Hunter seeks bow exception for disability

State nixes plan; feds to review

By Electa Draper

Tuesday, April 09, 2002 - Four Corners Bureau
DURANGO - Disabled archer Tom LaQuey wants the right to hunt deer and elk in the warmth of late summer with a crossbow.

But a crossbow is an illegal hunting weapon during Colorado's archery season, and the state Division of Wildlife will not allow its use, even by the disabled.
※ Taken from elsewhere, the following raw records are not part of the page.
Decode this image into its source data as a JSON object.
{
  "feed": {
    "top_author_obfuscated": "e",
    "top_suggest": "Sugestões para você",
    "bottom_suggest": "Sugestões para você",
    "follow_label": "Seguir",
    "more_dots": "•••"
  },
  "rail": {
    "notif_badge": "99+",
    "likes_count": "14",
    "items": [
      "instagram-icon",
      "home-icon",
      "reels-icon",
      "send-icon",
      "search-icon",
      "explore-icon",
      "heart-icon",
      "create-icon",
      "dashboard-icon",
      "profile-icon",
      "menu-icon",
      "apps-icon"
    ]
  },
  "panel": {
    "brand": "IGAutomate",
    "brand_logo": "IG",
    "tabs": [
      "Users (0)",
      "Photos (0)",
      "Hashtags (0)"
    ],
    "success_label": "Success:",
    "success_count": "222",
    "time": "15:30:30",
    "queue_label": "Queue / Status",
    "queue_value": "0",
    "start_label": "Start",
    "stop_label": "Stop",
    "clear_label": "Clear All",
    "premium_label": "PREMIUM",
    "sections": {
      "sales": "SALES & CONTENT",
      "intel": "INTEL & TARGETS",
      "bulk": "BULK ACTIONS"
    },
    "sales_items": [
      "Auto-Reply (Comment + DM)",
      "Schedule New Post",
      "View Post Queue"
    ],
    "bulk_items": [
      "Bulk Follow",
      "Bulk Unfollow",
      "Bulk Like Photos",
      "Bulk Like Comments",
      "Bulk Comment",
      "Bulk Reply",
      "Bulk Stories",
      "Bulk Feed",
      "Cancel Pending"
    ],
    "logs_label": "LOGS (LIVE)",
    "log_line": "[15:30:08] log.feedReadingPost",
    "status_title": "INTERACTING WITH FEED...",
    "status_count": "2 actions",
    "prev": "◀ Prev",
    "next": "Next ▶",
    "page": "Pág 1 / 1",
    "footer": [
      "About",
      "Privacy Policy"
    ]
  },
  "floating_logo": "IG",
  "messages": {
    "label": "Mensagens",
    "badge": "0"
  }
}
LaQuey's artificial shoulder is too weak for him to use the bows it does allow, he said.

"The whole spirit, the whole idea of the archery season is that it is for a hand-drawn bow," DOW spokesman Todd Malmsbury said Monday. "A crossbow is a mechanized weapon that is cocked and fired by the pull of a trigger, like a firearm."

But for LaQuey, a 50-year-old Allison resident, the whole idea of the Americans with Disabilities Act of 1990 is that he has the same right to participate in the same programs, at the same time, as able-bodied citizens. He said he should be able to use whatever mechanical assistance is most appropriate for his disability.

"They told me to use my teeth," LaQuey said.

In a January 2001 letter, the DOW told LaQuey about a modified bow - shot by the hunter clenching a mouth tab in his teeth to fix the string while pushing the bow out to accomplish the draw. Another option is the bow-brace, "a custom-fit chest support that may be equipped with a mechanical release."

"Those are for one-armed archers," LaQuey said. "I don't need them. They're trying to make me more disabled than I am."

He still has a left arm and shoulder, albeit a partly titanium shoulder greatly weakened because of nerve and muscle damage surrounding the prosthesis. A body brace would be cumbersome for hunting in deep timber, he said. A mouth tab wouldn't be good for his bridgework. However, the motion required by the crossbow is within the very limited range his injured shoulder affords him.

"Mr. LaQuey has focused all his energy and anger in getting permission to use a crossbow during archery season and has not considered any other options available to him," DOW Human Resource Administrator Gary Berlin said in an internal memo sent last year to Deputy Director Bruce McCloskey. Berlin could not be reached for comment Monday.

An early, warmer-weather season is important to LaQuey because the metal in his shoulder literally conducts the cold deep into his bones. So the DOW suggested that LaQuey apply for an early hunt, such as one of the several rifle seasons held in early September that also allow crossbows.

LaQuey said that he should have the right to hunt alongside other archers. So a year ago, he filed a complaint under the Americans with Disabilities Act, and the Department of the Interior is now intervening, gathering information from LaQuey on his injury and from the DOW on its policies, specifically its accommodations for disabled hunters.

The DOW receives federal money through Interior's Fish and Wildlife Service.

"We (the DOW) go to great lengths to provide opportunities, access and mechanical aids for disabled hunters," Malmsbury said. "But this is essentially asking that we allow a weapon that is illegal for everyone else to use and that the vast majority of hunters don't want in use."